**PROBLEM DESCRIPTION:**
Tally how many lines in the data below include "bottom", then please reply with only that figure.

**EXTRACTED INFORMATION:**
= = = = = = =
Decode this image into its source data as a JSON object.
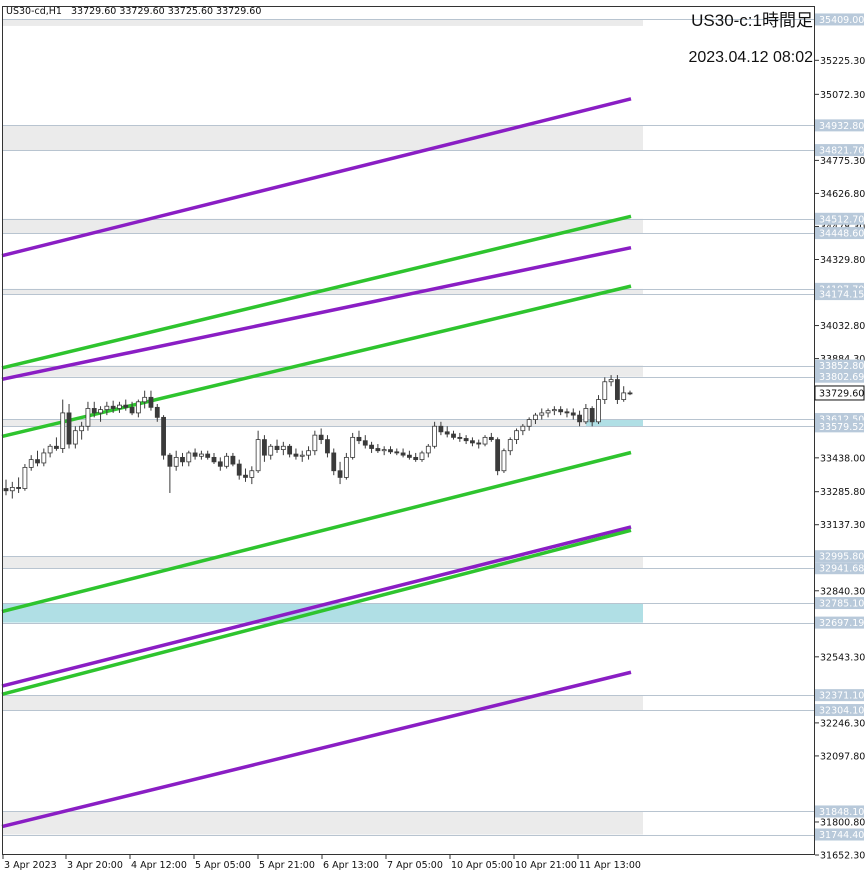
{
  "header": {
    "symbol": "US30-cd,H1",
    "ohlc": "33729.60 33729.60 33725.60 33729.60"
  },
  "title": "US30-c:1時間足",
  "timestamp": "2023.04.12 08:02",
  "chart_data": {
    "type": "candlestick",
    "ylim": [
      31652.3,
      35469.5
    ],
    "grid": false,
    "y_ticks": [
      "35225.30",
      "35072.30",
      "34775.30",
      "34626.80",
      "34478.30",
      "34329.80",
      "34032.80",
      "33884.30",
      "33438.00",
      "33285.80",
      "33137.30",
      "32840.30",
      "32543.30",
      "32246.30",
      "32097.80",
      "31800.80",
      "31652.30"
    ],
    "y_price_labels": [
      "35409.00",
      "34932.80",
      "34821.70",
      "34512.70",
      "34448.60",
      "34197.70",
      "34174.15",
      "33852.80",
      "33802.69",
      "33612.50",
      "33579.52",
      "32995.80",
      "32941.68",
      "32785.10",
      "32697.19",
      "32371.10",
      "32304.10",
      "31848.10",
      "31744.40"
    ],
    "current_price": "33729.60",
    "x_ticks": [
      "3 Apr 2023",
      "3 Apr 20:00",
      "4 Apr 12:00",
      "5 Apr 05:00",
      "5 Apr 21:00",
      "6 Apr 13:00",
      "7 Apr 05:00",
      "10 Apr 05:00",
      "10 Apr 21:00",
      "11 Apr 13:00"
    ],
    "zones": [
      {
        "top": 35409.0,
        "bottom": 35380.0,
        "fill": "#ebebeb"
      },
      {
        "top": 34932.8,
        "bottom": 34821.7,
        "fill": "#ebebeb"
      },
      {
        "top": 34512.7,
        "bottom": 34448.6,
        "fill": "#ebebeb"
      },
      {
        "top": 34197.7,
        "bottom": 34174.15,
        "fill": "#ebebeb"
      },
      {
        "top": 33852.8,
        "bottom": 33802.69,
        "fill": "#ebebeb"
      },
      {
        "top": 33612.5,
        "bottom": 33579.52,
        "fill": "#ebebeb"
      },
      {
        "top": 33612.5,
        "bottom": 33579.52,
        "fill": "#b0dfe5",
        "from_index": 92
      },
      {
        "top": 32995.8,
        "bottom": 32941.68,
        "fill": "#ebebeb"
      },
      {
        "top": 32785.1,
        "bottom": 32697.19,
        "fill": "#b0dfe5"
      },
      {
        "top": 32371.1,
        "bottom": 32304.1,
        "fill": "#ebebeb"
      },
      {
        "top": 31848.1,
        "bottom": 31744.4,
        "fill": "#ebebeb"
      }
    ],
    "trendlines": [
      {
        "color": "#8a1ec4",
        "start": 34347,
        "end": 35052
      },
      {
        "color": "#8a1ec4",
        "start": 33791,
        "end": 34383
      },
      {
        "color": "#8a1ec4",
        "start": 32412,
        "end": 33127
      },
      {
        "color": "#8a1ec4",
        "start": 31780,
        "end": 32474
      },
      {
        "color": "#2ec42e",
        "start": 33842,
        "end": 34524
      },
      {
        "color": "#2ec42e",
        "start": 33534,
        "end": 34210
      },
      {
        "color": "#2ec42e",
        "start": 32747,
        "end": 33462
      },
      {
        "color": "#2ec42e",
        "start": 32375,
        "end": 33112
      }
    ],
    "candles": [
      {
        "o": 33300,
        "h": 33340,
        "l": 33270,
        "c": 33290
      },
      {
        "o": 33290,
        "h": 33330,
        "l": 33255,
        "c": 33305
      },
      {
        "o": 33305,
        "h": 33350,
        "l": 33280,
        "c": 33300
      },
      {
        "o": 33300,
        "h": 33410,
        "l": 33290,
        "c": 33395
      },
      {
        "o": 33395,
        "h": 33450,
        "l": 33380,
        "c": 33430
      },
      {
        "o": 33430,
        "h": 33470,
        "l": 33400,
        "c": 33415
      },
      {
        "o": 33415,
        "h": 33480,
        "l": 33400,
        "c": 33460
      },
      {
        "o": 33460,
        "h": 33500,
        "l": 33440,
        "c": 33490
      },
      {
        "o": 33490,
        "h": 33530,
        "l": 33470,
        "c": 33480
      },
      {
        "o": 33480,
        "h": 33700,
        "l": 33460,
        "c": 33640
      },
      {
        "o": 33640,
        "h": 33680,
        "l": 33480,
        "c": 33500
      },
      {
        "o": 33500,
        "h": 33580,
        "l": 33480,
        "c": 33560
      },
      {
        "o": 33560,
        "h": 33600,
        "l": 33520,
        "c": 33580
      },
      {
        "o": 33580,
        "h": 33690,
        "l": 33560,
        "c": 33660
      },
      {
        "o": 33660,
        "h": 33690,
        "l": 33620,
        "c": 33640
      },
      {
        "o": 33640,
        "h": 33670,
        "l": 33600,
        "c": 33655
      },
      {
        "o": 33655,
        "h": 33690,
        "l": 33630,
        "c": 33670
      },
      {
        "o": 33670,
        "h": 33695,
        "l": 33640,
        "c": 33660
      },
      {
        "o": 33660,
        "h": 33690,
        "l": 33640,
        "c": 33675
      },
      {
        "o": 33675,
        "h": 33700,
        "l": 33650,
        "c": 33665
      },
      {
        "o": 33665,
        "h": 33690,
        "l": 33630,
        "c": 33640
      },
      {
        "o": 33640,
        "h": 33700,
        "l": 33620,
        "c": 33690
      },
      {
        "o": 33690,
        "h": 33740,
        "l": 33660,
        "c": 33710
      },
      {
        "o": 33710,
        "h": 33740,
        "l": 33650,
        "c": 33665
      },
      {
        "o": 33665,
        "h": 33680,
        "l": 33600,
        "c": 33620
      },
      {
        "o": 33620,
        "h": 33630,
        "l": 33430,
        "c": 33450
      },
      {
        "o": 33450,
        "h": 33460,
        "l": 33280,
        "c": 33400
      },
      {
        "o": 33400,
        "h": 33470,
        "l": 33380,
        "c": 33440
      },
      {
        "o": 33440,
        "h": 33460,
        "l": 33400,
        "c": 33420
      },
      {
        "o": 33420,
        "h": 33470,
        "l": 33400,
        "c": 33460
      },
      {
        "o": 33460,
        "h": 33480,
        "l": 33430,
        "c": 33445
      },
      {
        "o": 33445,
        "h": 33470,
        "l": 33430,
        "c": 33455
      },
      {
        "o": 33455,
        "h": 33470,
        "l": 33430,
        "c": 33440
      },
      {
        "o": 33440,
        "h": 33460,
        "l": 33410,
        "c": 33420
      },
      {
        "o": 33420,
        "h": 33440,
        "l": 33380,
        "c": 33400
      },
      {
        "o": 33400,
        "h": 33460,
        "l": 33390,
        "c": 33445
      },
      {
        "o": 33445,
        "h": 33460,
        "l": 33400,
        "c": 33410
      },
      {
        "o": 33410,
        "h": 33430,
        "l": 33340,
        "c": 33360
      },
      {
        "o": 33360,
        "h": 33390,
        "l": 33330,
        "c": 33350
      },
      {
        "o": 33350,
        "h": 33400,
        "l": 33320,
        "c": 33380
      },
      {
        "o": 33380,
        "h": 33560,
        "l": 33370,
        "c": 33520
      },
      {
        "o": 33520,
        "h": 33540,
        "l": 33420,
        "c": 33450
      },
      {
        "o": 33450,
        "h": 33500,
        "l": 33430,
        "c": 33490
      },
      {
        "o": 33490,
        "h": 33520,
        "l": 33460,
        "c": 33475
      },
      {
        "o": 33475,
        "h": 33510,
        "l": 33450,
        "c": 33490
      },
      {
        "o": 33490,
        "h": 33500,
        "l": 33440,
        "c": 33455
      },
      {
        "o": 33455,
        "h": 33480,
        "l": 33430,
        "c": 33445
      },
      {
        "o": 33445,
        "h": 33470,
        "l": 33420,
        "c": 33450
      },
      {
        "o": 33450,
        "h": 33490,
        "l": 33430,
        "c": 33470
      },
      {
        "o": 33470,
        "h": 33560,
        "l": 33450,
        "c": 33540
      },
      {
        "o": 33540,
        "h": 33570,
        "l": 33500,
        "c": 33520
      },
      {
        "o": 33520,
        "h": 33540,
        "l": 33440,
        "c": 33460
      },
      {
        "o": 33460,
        "h": 33480,
        "l": 33360,
        "c": 33380
      },
      {
        "o": 33380,
        "h": 33420,
        "l": 33320,
        "c": 33350
      },
      {
        "o": 33350,
        "h": 33460,
        "l": 33340,
        "c": 33440
      },
      {
        "o": 33440,
        "h": 33550,
        "l": 33430,
        "c": 33530
      },
      {
        "o": 33530,
        "h": 33560,
        "l": 33500,
        "c": 33515
      },
      {
        "o": 33515,
        "h": 33540,
        "l": 33480,
        "c": 33495
      },
      {
        "o": 33495,
        "h": 33510,
        "l": 33460,
        "c": 33480
      },
      {
        "o": 33480,
        "h": 33500,
        "l": 33460,
        "c": 33470
      },
      {
        "o": 33470,
        "h": 33490,
        "l": 33450,
        "c": 33475
      },
      {
        "o": 33475,
        "h": 33490,
        "l": 33455,
        "c": 33465
      },
      {
        "o": 33465,
        "h": 33480,
        "l": 33450,
        "c": 33460
      },
      {
        "o": 33460,
        "h": 33480,
        "l": 33440,
        "c": 33450
      },
      {
        "o": 33450,
        "h": 33470,
        "l": 33430,
        "c": 33440
      },
      {
        "o": 33440,
        "h": 33460,
        "l": 33420,
        "c": 33430
      },
      {
        "o": 33430,
        "h": 33470,
        "l": 33420,
        "c": 33460
      },
      {
        "o": 33460,
        "h": 33500,
        "l": 33440,
        "c": 33490
      },
      {
        "o": 33490,
        "h": 33600,
        "l": 33480,
        "c": 33580
      },
      {
        "o": 33580,
        "h": 33600,
        "l": 33540,
        "c": 33555
      },
      {
        "o": 33555,
        "h": 33580,
        "l": 33530,
        "c": 33545
      },
      {
        "o": 33545,
        "h": 33560,
        "l": 33520,
        "c": 33530
      },
      {
        "o": 33530,
        "h": 33550,
        "l": 33510,
        "c": 33525
      },
      {
        "o": 33525,
        "h": 33540,
        "l": 33500,
        "c": 33515
      },
      {
        "o": 33515,
        "h": 33530,
        "l": 33490,
        "c": 33505
      },
      {
        "o": 33505,
        "h": 33520,
        "l": 33480,
        "c": 33500
      },
      {
        "o": 33500,
        "h": 33540,
        "l": 33490,
        "c": 33530
      },
      {
        "o": 33530,
        "h": 33550,
        "l": 33510,
        "c": 33520
      },
      {
        "o": 33520,
        "h": 33530,
        "l": 33360,
        "c": 33380
      },
      {
        "o": 33380,
        "h": 33480,
        "l": 33370,
        "c": 33470
      },
      {
        "o": 33470,
        "h": 33530,
        "l": 33450,
        "c": 33520
      },
      {
        "o": 33520,
        "h": 33570,
        "l": 33500,
        "c": 33560
      },
      {
        "o": 33560,
        "h": 33590,
        "l": 33540,
        "c": 33580
      },
      {
        "o": 33580,
        "h": 33620,
        "l": 33560,
        "c": 33610
      },
      {
        "o": 33610,
        "h": 33640,
        "l": 33590,
        "c": 33630
      },
      {
        "o": 33630,
        "h": 33660,
        "l": 33610,
        "c": 33640
      },
      {
        "o": 33640,
        "h": 33660,
        "l": 33620,
        "c": 33650
      },
      {
        "o": 33650,
        "h": 33670,
        "l": 33630,
        "c": 33655
      },
      {
        "o": 33655,
        "h": 33670,
        "l": 33630,
        "c": 33645
      },
      {
        "o": 33645,
        "h": 33660,
        "l": 33620,
        "c": 33640
      },
      {
        "o": 33640,
        "h": 33660,
        "l": 33610,
        "c": 33630
      },
      {
        "o": 33630,
        "h": 33650,
        "l": 33580,
        "c": 33600
      },
      {
        "o": 33600,
        "h": 33680,
        "l": 33590,
        "c": 33660
      },
      {
        "o": 33660,
        "h": 33670,
        "l": 33580,
        "c": 33600
      },
      {
        "o": 33600,
        "h": 33720,
        "l": 33590,
        "c": 33700
      },
      {
        "o": 33700,
        "h": 33800,
        "l": 33680,
        "c": 33780
      },
      {
        "o": 33780,
        "h": 33810,
        "l": 33760,
        "c": 33790
      },
      {
        "o": 33790,
        "h": 33810,
        "l": 33680,
        "c": 33700
      },
      {
        "o": 33700,
        "h": 33760,
        "l": 33690,
        "c": 33730
      },
      {
        "o": 33730,
        "h": 33740,
        "l": 33720,
        "c": 33729.6
      }
    ]
  }
}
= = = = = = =
**RESPONSE TO THIS TASK:**
11